:: Data for the task ::
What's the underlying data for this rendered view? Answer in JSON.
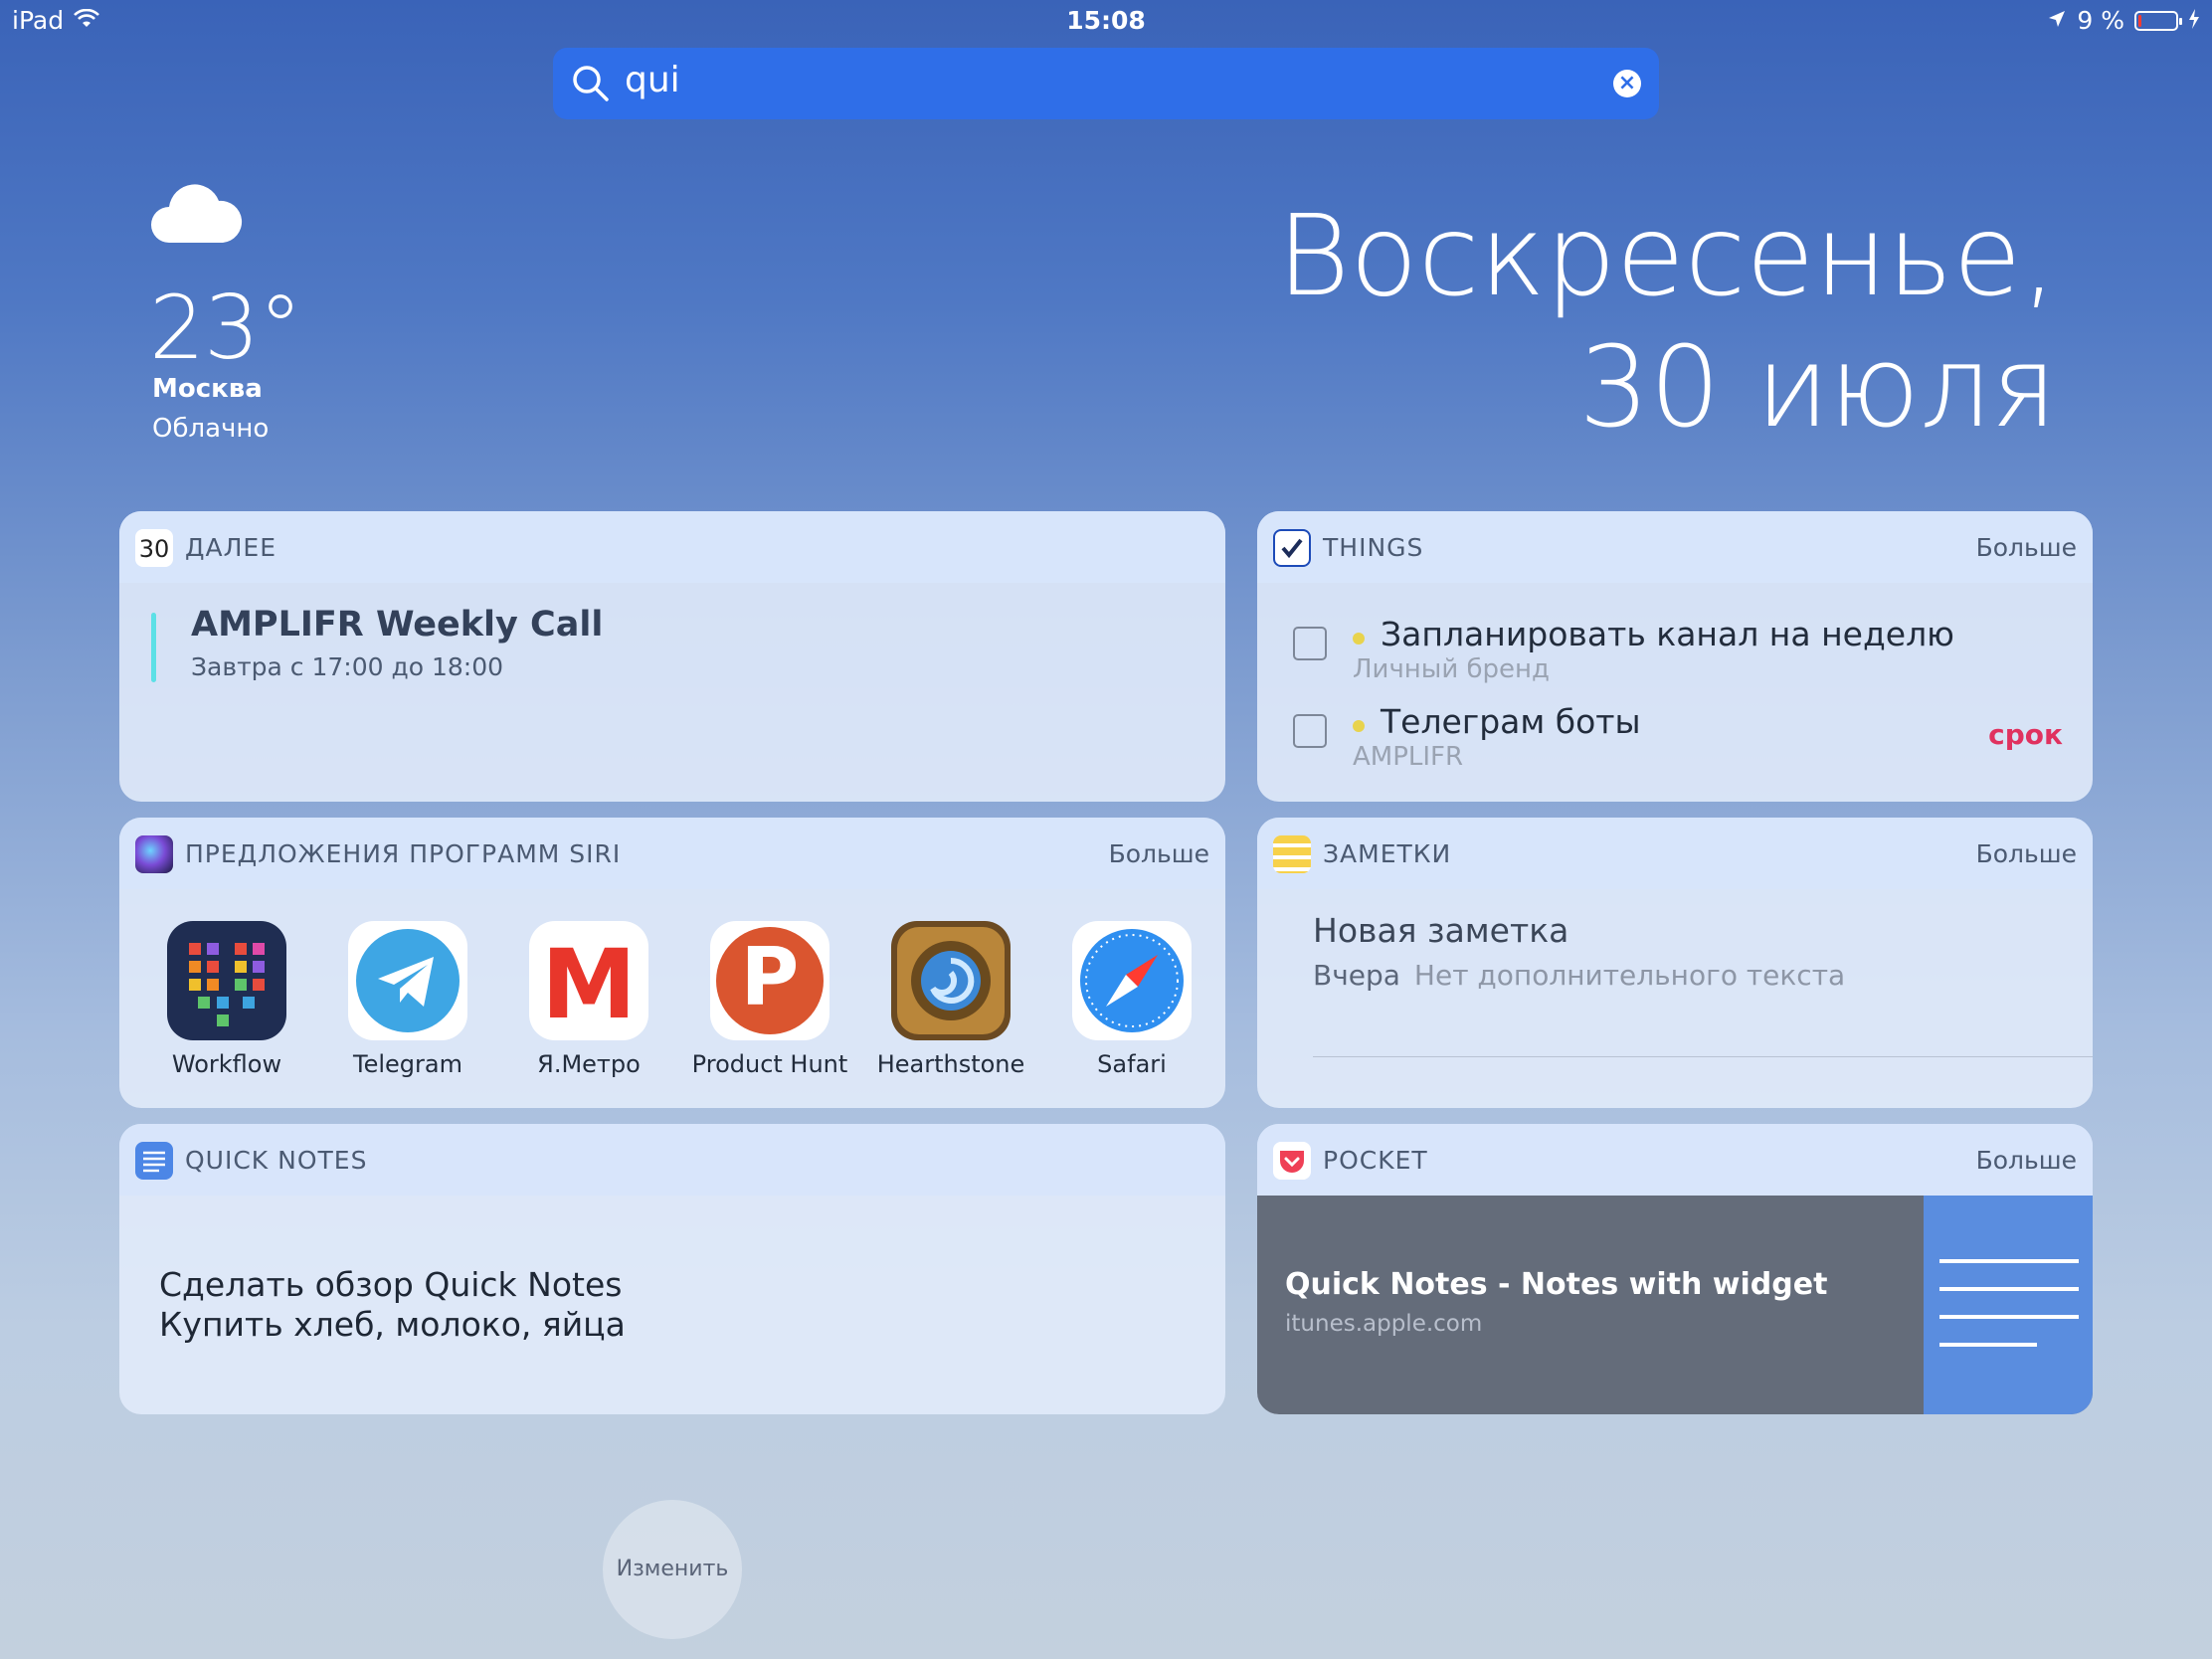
{
  "status_bar": {
    "device": "iPad",
    "time": "15:08",
    "battery": "9 %",
    "battery_level": 0.09
  },
  "search": {
    "value": "qui"
  },
  "weather": {
    "temperature": "23°",
    "city": "Москва",
    "condition": "Облачно",
    "icon": "cloud-icon"
  },
  "date": {
    "line1": "Воскресенье,",
    "line2": "30 июля"
  },
  "widgets": {
    "next": {
      "icon_text": "30",
      "title": "ДАЛЕЕ",
      "event_title": "AMPLIFR Weekly Call",
      "event_time": "Завтра с 17:00 до 18:00"
    },
    "things": {
      "title": "THINGS",
      "more": "Больше",
      "tasks": [
        {
          "name": "Запланировать канал на неделю",
          "project": "Личный бренд",
          "due": ""
        },
        {
          "name": "Телеграм боты",
          "project": "AMPLIFR",
          "due": "срок"
        }
      ]
    },
    "siri": {
      "title": "ПРЕДЛОЖЕНИЯ ПРОГРАММ SIRI",
      "more": "Больше",
      "apps": [
        {
          "label": "Workflow"
        },
        {
          "label": "Telegram"
        },
        {
          "label": "Я.Метро",
          "glyph": "М"
        },
        {
          "label": "Product Hunt",
          "glyph": "P"
        },
        {
          "label": "Hearthstone"
        },
        {
          "label": "Safari"
        }
      ]
    },
    "notes": {
      "title": "ЗАМЕТКИ",
      "more": "Больше",
      "note_title": "Новая заметка",
      "note_date": "Вчера",
      "note_text": "Нет дополнительного текста"
    },
    "quick_notes": {
      "title": "QUICK NOTES",
      "line1": "Сделать обзор Quick Notes",
      "line2": "Купить хлеб, молоко, яйца"
    },
    "pocket": {
      "title": "POCKET",
      "more": "Больше",
      "item_title": "Quick Notes - Notes with widget",
      "item_domain": "itunes.apple.com"
    }
  },
  "edit_button": "Изменить",
  "colors": {
    "search_bg": "#2f6ee8",
    "due": "#e0315f",
    "project_dot": "#e8d34d",
    "event_bar": "#5ce0e6"
  }
}
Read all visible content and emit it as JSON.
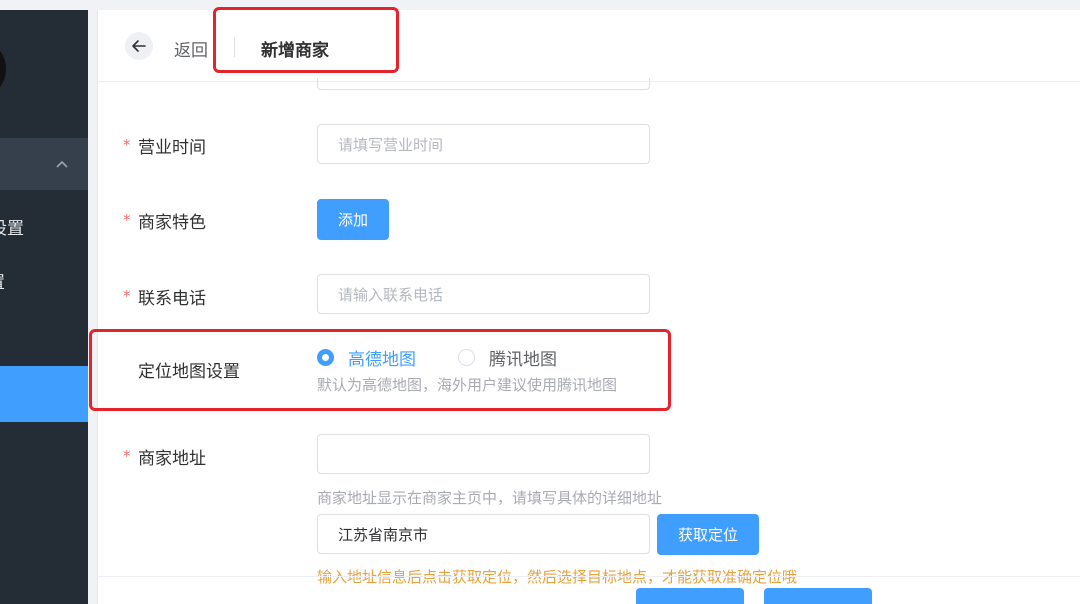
{
  "sidebar": {
    "items": [
      {
        "label": "设置"
      },
      {
        "label": "置"
      }
    ]
  },
  "header": {
    "back_label": "返回",
    "title": "新增商家"
  },
  "form": {
    "business_hours": {
      "label": "营业时间",
      "placeholder": "请填写营业时间"
    },
    "features": {
      "label": "商家特色",
      "button": "添加"
    },
    "phone": {
      "label": "联系电话",
      "placeholder": "请输入联系电话"
    },
    "map_setting": {
      "label": "定位地图设置",
      "options": [
        {
          "label": "高德地图",
          "checked": true
        },
        {
          "label": "腾讯地图",
          "checked": false
        }
      ],
      "hint": "默认为高德地图，海外用户建议使用腾讯地图"
    },
    "address": {
      "label": "商家地址",
      "value": "",
      "hint": "商家地址显示在商家主页中，请填写具体的详细地址",
      "city_value": "江苏省南京市",
      "locate_button": "获取定位",
      "warning": "输入地址信息后点击获取定位，然后选择目标地点，才能获取准确定位哦"
    }
  },
  "colors": {
    "primary": "#409eff",
    "required": "#f56c6c",
    "highlight": "#e3242b",
    "sidebar_bg": "#242c36"
  }
}
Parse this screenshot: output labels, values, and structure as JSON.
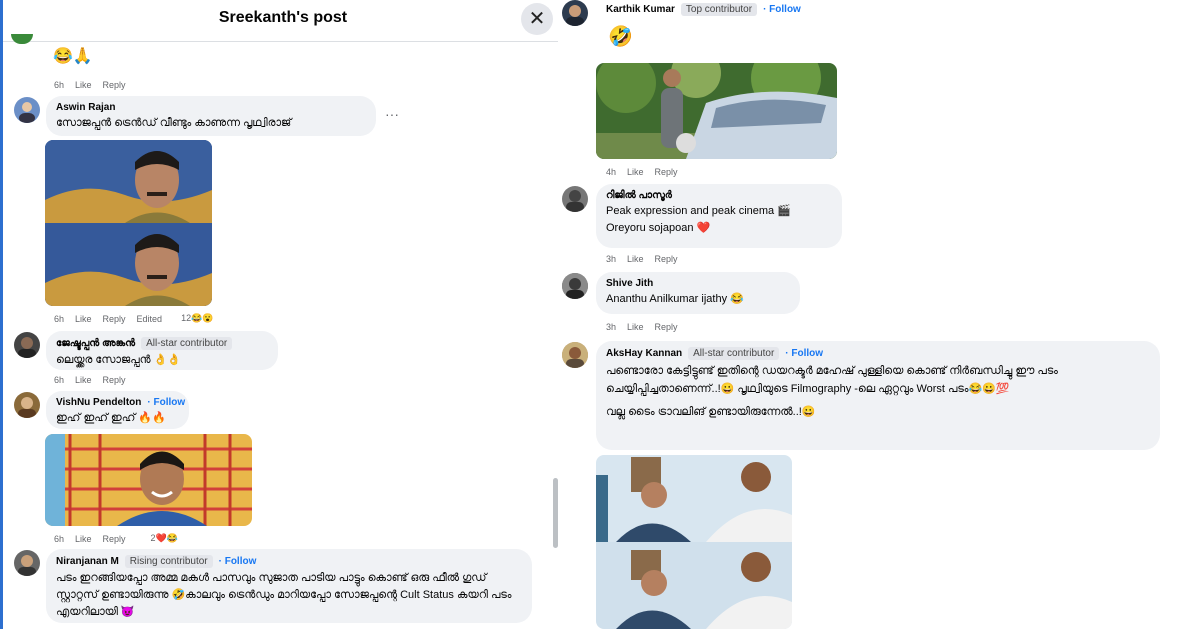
{
  "header": {
    "title": "Sreekanth's post",
    "close_glyph": "✕"
  },
  "left_comments": [
    {
      "emoji_line": "😂🙏",
      "time": "6h",
      "like": "Like",
      "reply": "Reply"
    },
    {
      "name": "Aswin Rajan",
      "text": "സോജപ്പൻ ട്രെൻഡ് വീണ്ടും കാണുന്ന പൃഥ്വിരാജ്",
      "time": "6h",
      "like": "Like",
      "reply": "Reply",
      "edited": "Edited",
      "reactions": "12😂😮",
      "more": "···"
    },
    {
      "name": "ജേഷ്ടപ്പൻ അങ്കൻ",
      "badge": "All-star contributor",
      "text": "ലെയ്ക്കര സോജപ്പൻ 👌👌",
      "time": "6h",
      "like": "Like",
      "reply": "Reply"
    },
    {
      "name": "VishNu Pendelton",
      "follow": "· Follow",
      "text": "ഇഹ് ഇഹ് ഇഹ് 🔥🔥",
      "time": "6h",
      "like": "Like",
      "reply": "Reply",
      "reactions": "2❤️😂"
    },
    {
      "name": "Niranjanan M",
      "badge": "Rising contributor",
      "follow": "· Follow",
      "text": "പടം ഇറങ്ങിയപ്പോ അമ്മ മകൾ പാസവും സുജാത പാടിയ പാട്ടും കൊണ്ട് ഒരു ഫീൽ ഗുഡ് സ്റ്റാറ്റസ് ഉണ്ടായിരുന്നു 🤣കാലവും ട്രെൻഡും മാറിയപ്പോ സോജപ്പന്റെ Cult Status കയറി പടം എയറിലായി 😈"
    }
  ],
  "right_comments": [
    {
      "name": "Karthik Kumar",
      "badge": "Top contributor",
      "follow": "· Follow",
      "emoji_line": "🤣",
      "time": "4h",
      "like": "Like",
      "reply": "Reply"
    },
    {
      "name": "റിജിൽ പാസൂർ",
      "text1": "Peak expression and peak cinema 🎬",
      "text2": "Oreyoru sojapoan ❤️",
      "time": "3h",
      "like": "Like",
      "reply": "Reply"
    },
    {
      "name": "Shive Jith",
      "text": "Ananthu Anilkumar ijathy 😂",
      "time": "3h",
      "like": "Like",
      "reply": "Reply"
    },
    {
      "name": "AksHay Kannan",
      "badge": "All-star contributor",
      "follow": "· Follow",
      "text1": "പണ്ടൊരോ കേട്ടിട്ടുണ്ട് ഇതിന്റെ ഡയറക്ടർ മഹേഷ് പുള്ളിയെ കൊണ്ട് നിർബന്ധിച്ചു ഈ പടം ചെയ്യിപ്പിച്ചതാണെന്ന്..!😀 പൃഥ്വിയുടെ Filmography -ലെ ഏറ്റവും Worst പടം😂😀💯",
      "text2": "വല്ല ടൈം ട്രാവലിങ് ഉണ്ടായിരുന്നേൽ..!😀"
    }
  ]
}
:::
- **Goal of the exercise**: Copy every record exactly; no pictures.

- **Solution for this task**:
What's the underlying data for this rendered view? Answer in JSON.
{
  "status_bar": {
    "device": "iPad",
    "time": "15:08",
    "battery": "9 %",
    "battery_level": 0.09
  },
  "search": {
    "value": "qui"
  },
  "weather": {
    "temperature": "23°",
    "city": "Москва",
    "condition": "Облачно",
    "icon": "cloud-icon"
  },
  "date": {
    "line1": "Воскресенье,",
    "line2": "30 июля"
  },
  "widgets": {
    "next": {
      "icon_text": "30",
      "title": "ДАЛЕЕ",
      "event_title": "AMPLIFR Weekly Call",
      "event_time": "Завтра с 17:00 до 18:00"
    },
    "things": {
      "title": "THINGS",
      "more": "Больше",
      "tasks": [
        {
          "name": "Запланировать канал на неделю",
          "project": "Личный бренд",
          "due": ""
        },
        {
          "name": "Телеграм боты",
          "project": "AMPLIFR",
          "due": "срок"
        }
      ]
    },
    "siri": {
      "title": "ПРЕДЛОЖЕНИЯ ПРОГРАММ SIRI",
      "more": "Больше",
      "apps": [
        {
          "label": "Workflow"
        },
        {
          "label": "Telegram"
        },
        {
          "label": "Я.Метро",
          "glyph": "М"
        },
        {
          "label": "Product Hunt",
          "glyph": "P"
        },
        {
          "label": "Hearthstone"
        },
        {
          "label": "Safari"
        }
      ]
    },
    "notes": {
      "title": "ЗАМЕТКИ",
      "more": "Больше",
      "note_title": "Новая заметка",
      "note_date": "Вчера",
      "note_text": "Нет дополнительного текста"
    },
    "quick_notes": {
      "title": "QUICK NOTES",
      "line1": "Сделать обзор Quick Notes",
      "line2": "Купить хлеб, молоко, яйца"
    },
    "pocket": {
      "title": "POCKET",
      "more": "Больше",
      "item_title": "Quick Notes - Notes with widget",
      "item_domain": "itunes.apple.com"
    }
  },
  "edit_button": "Изменить",
  "colors": {
    "search_bg": "#2f6ee8",
    "due": "#e0315f",
    "project_dot": "#e8d34d",
    "event_bar": "#5ce0e6"
  }
}
Read all visible content and emit it as JSON.
{
  "sidebar": {
    "items": [
      {
        "label": "设置"
      },
      {
        "label": "置"
      }
    ]
  },
  "header": {
    "back_label": "返回",
    "title": "新增商家"
  },
  "form": {
    "business_hours": {
      "label": "营业时间",
      "placeholder": "请填写营业时间"
    },
    "features": {
      "label": "商家特色",
      "button": "添加"
    },
    "phone": {
      "label": "联系电话",
      "placeholder": "请输入联系电话"
    },
    "map_setting": {
      "label": "定位地图设置",
      "options": [
        {
          "label": "高德地图",
          "checked": true
        },
        {
          "label": "腾讯地图",
          "checked": false
        }
      ],
      "hint": "默认为高德地图，海外用户建议使用腾讯地图"
    },
    "address": {
      "label": "商家地址",
      "value": "",
      "hint": "商家地址显示在商家主页中，请填写具体的详细地址",
      "city_value": "江苏省南京市",
      "locate_button": "获取定位",
      "warning": "输入地址信息后点击获取定位，然后选择目标地点，才能获取准确定位哦"
    }
  },
  "colors": {
    "primary": "#409eff",
    "required": "#f56c6c",
    "highlight": "#e3242b",
    "sidebar_bg": "#242c36"
  }
}
Parse this screenshot: output labels, values, and structure as JSON.
{
  "header": {
    "title": "Sreekanth's post",
    "close_glyph": "✕"
  },
  "left_comments": [
    {
      "emoji_line": "😂🙏",
      "time": "6h",
      "like": "Like",
      "reply": "Reply"
    },
    {
      "name": "Aswin Rajan",
      "text": "സോജപ്പൻ ട്രെൻഡ് വീണ്ടും കാണുന്ന പൃഥ്വിരാജ്",
      "time": "6h",
      "like": "Like",
      "reply": "Reply",
      "edited": "Edited",
      "reactions": "12😂😮",
      "more": "···"
    },
    {
      "name": "ജേഷ്ടപ്പൻ അങ്കൻ",
      "badge": "All-star contributor",
      "text": "ലെയ്ക്കര സോജപ്പൻ 👌👌",
      "time": "6h",
      "like": "Like",
      "reply": "Reply"
    },
    {
      "name": "VishNu Pendelton",
      "follow": "· Follow",
      "text": "ഇഹ് ഇഹ് ഇഹ് 🔥🔥",
      "time": "6h",
      "like": "Like",
      "reply": "Reply",
      "reactions": "2❤️😂"
    },
    {
      "name": "Niranjanan M",
      "badge": "Rising contributor",
      "follow": "· Follow",
      "text": "പടം ഇറങ്ങിയപ്പോ അമ്മ മകൾ പാസവും സുജാത പാടിയ പാട്ടും കൊണ്ട് ഒരു ഫീൽ ഗുഡ് സ്റ്റാറ്റസ് ഉണ്ടായിരുന്നു 🤣കാലവും ട്രെൻഡും മാറിയപ്പോ സോജപ്പന്റെ Cult Status കയറി പടം എയറിലായി 😈"
    }
  ],
  "right_comments": [
    {
      "name": "Karthik Kumar",
      "badge": "Top contributor",
      "follow": "· Follow",
      "emoji_line": "🤣",
      "time": "4h",
      "like": "Like",
      "reply": "Reply"
    },
    {
      "name": "റിജിൽ പാസൂർ",
      "text1": "Peak expression and peak cinema 🎬",
      "text2": "Oreyoru sojapoan ❤️",
      "time": "3h",
      "like": "Like",
      "reply": "Reply"
    },
    {
      "name": "Shive Jith",
      "text": "Ananthu Anilkumar ijathy 😂",
      "time": "3h",
      "like": "Like",
      "reply": "Reply"
    },
    {
      "name": "AksHay Kannan",
      "badge": "All-star contributor",
      "follow": "· Follow",
      "text1": "പണ്ടൊരോ കേട്ടിട്ടുണ്ട് ഇതിന്റെ ഡയറക്ടർ മഹേഷ് പുള്ളിയെ കൊണ്ട് നിർബന്ധിച്ചു ഈ പടം ചെയ്യിപ്പിച്ചതാണെന്ന്..!😀 പൃഥ്വിയുടെ Filmography -ലെ ഏറ്റവും Worst പടം😂😀💯",
      "text2": "വല്ല ടൈം ട്രാവലിങ് ഉണ്ടായിരുന്നേൽ..!😀"
    }
  ]
}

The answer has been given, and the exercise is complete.